PROBLEM STATEMENT: Word for word, give the data again without its pictures.

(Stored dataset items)

╔══

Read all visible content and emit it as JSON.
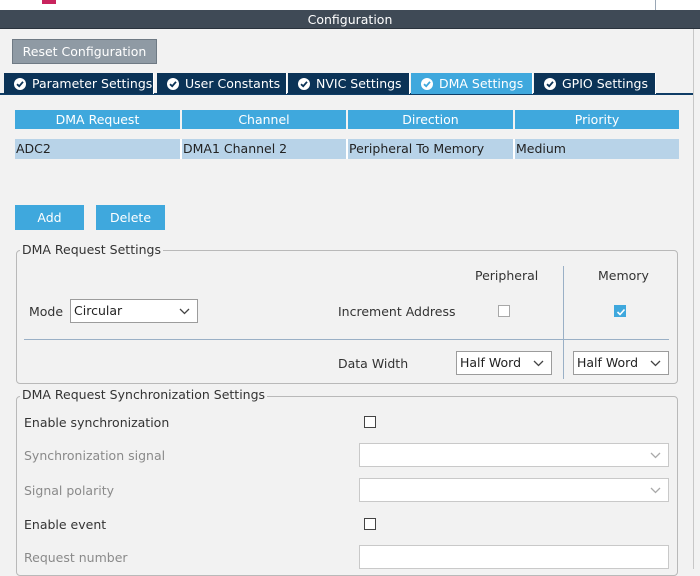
{
  "panel_title": "Configuration",
  "reset_button": "Reset Configuration",
  "tabs": [
    {
      "label": "Parameter Settings"
    },
    {
      "label": "User Constants"
    },
    {
      "label": "NVIC Settings"
    },
    {
      "label": "DMA Settings"
    },
    {
      "label": "GPIO Settings"
    }
  ],
  "active_tab": "DMA Settings",
  "dma_table": {
    "headers": [
      "DMA Request",
      "Channel",
      "Direction",
      "Priority"
    ],
    "rows": [
      [
        "ADC2",
        "DMA1 Channel 2",
        "Peripheral To Memory",
        "Medium"
      ]
    ]
  },
  "add_button": "Add",
  "delete_button": "Delete",
  "request_settings": {
    "legend": "DMA Request Settings",
    "peripheral_header": "Peripheral",
    "memory_header": "Memory",
    "mode_label": "Mode",
    "mode_value": "Circular",
    "increment_label": "Increment Address",
    "peripheral_increment": false,
    "memory_increment": true,
    "data_width_label": "Data Width",
    "peripheral_width": "Half Word",
    "memory_width": "Half Word"
  },
  "sync_settings": {
    "legend": "DMA Request Synchronization Settings",
    "enable_sync_label": "Enable synchronization",
    "enable_sync": false,
    "sync_signal_label": "Synchronization signal",
    "sync_signal_value": "",
    "signal_polarity_label": "Signal polarity",
    "signal_polarity_value": "",
    "enable_event_label": "Enable event",
    "enable_event": false,
    "request_number_label": "Request number",
    "request_number_value": ""
  },
  "colors": {
    "accent": "#3fa8dd",
    "tab_dark": "#0b3357",
    "title_bar": "#3f4a56",
    "row_selected": "#b8d3e8"
  }
}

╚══

RESPONSE TO THE EXERCISE:
Read all visible content and emit it as JSON.
{
  "panel_title": "Configuration",
  "reset_button": "Reset Configuration",
  "tabs": [
    {
      "label": "Parameter Settings"
    },
    {
      "label": "User Constants"
    },
    {
      "label": "NVIC Settings"
    },
    {
      "label": "DMA Settings"
    },
    {
      "label": "GPIO Settings"
    }
  ],
  "active_tab": "DMA Settings",
  "dma_table": {
    "headers": [
      "DMA Request",
      "Channel",
      "Direction",
      "Priority"
    ],
    "rows": [
      [
        "ADC2",
        "DMA1 Channel 2",
        "Peripheral To Memory",
        "Medium"
      ]
    ]
  },
  "add_button": "Add",
  "delete_button": "Delete",
  "request_settings": {
    "legend": "DMA Request Settings",
    "peripheral_header": "Peripheral",
    "memory_header": "Memory",
    "mode_label": "Mode",
    "mode_value": "Circular",
    "increment_label": "Increment Address",
    "peripheral_increment": false,
    "memory_increment": true,
    "data_width_label": "Data Width",
    "peripheral_width": "Half Word",
    "memory_width": "Half Word"
  },
  "sync_settings": {
    "legend": "DMA Request Synchronization Settings",
    "enable_sync_label": "Enable synchronization",
    "enable_sync": false,
    "sync_signal_label": "Synchronization signal",
    "sync_signal_value": "",
    "signal_polarity_label": "Signal polarity",
    "signal_polarity_value": "",
    "enable_event_label": "Enable event",
    "enable_event": false,
    "request_number_label": "Request number",
    "request_number_value": ""
  },
  "colors": {
    "accent": "#3fa8dd",
    "tab_dark": "#0b3357",
    "title_bar": "#3f4a56",
    "row_selected": "#b8d3e8"
  }
}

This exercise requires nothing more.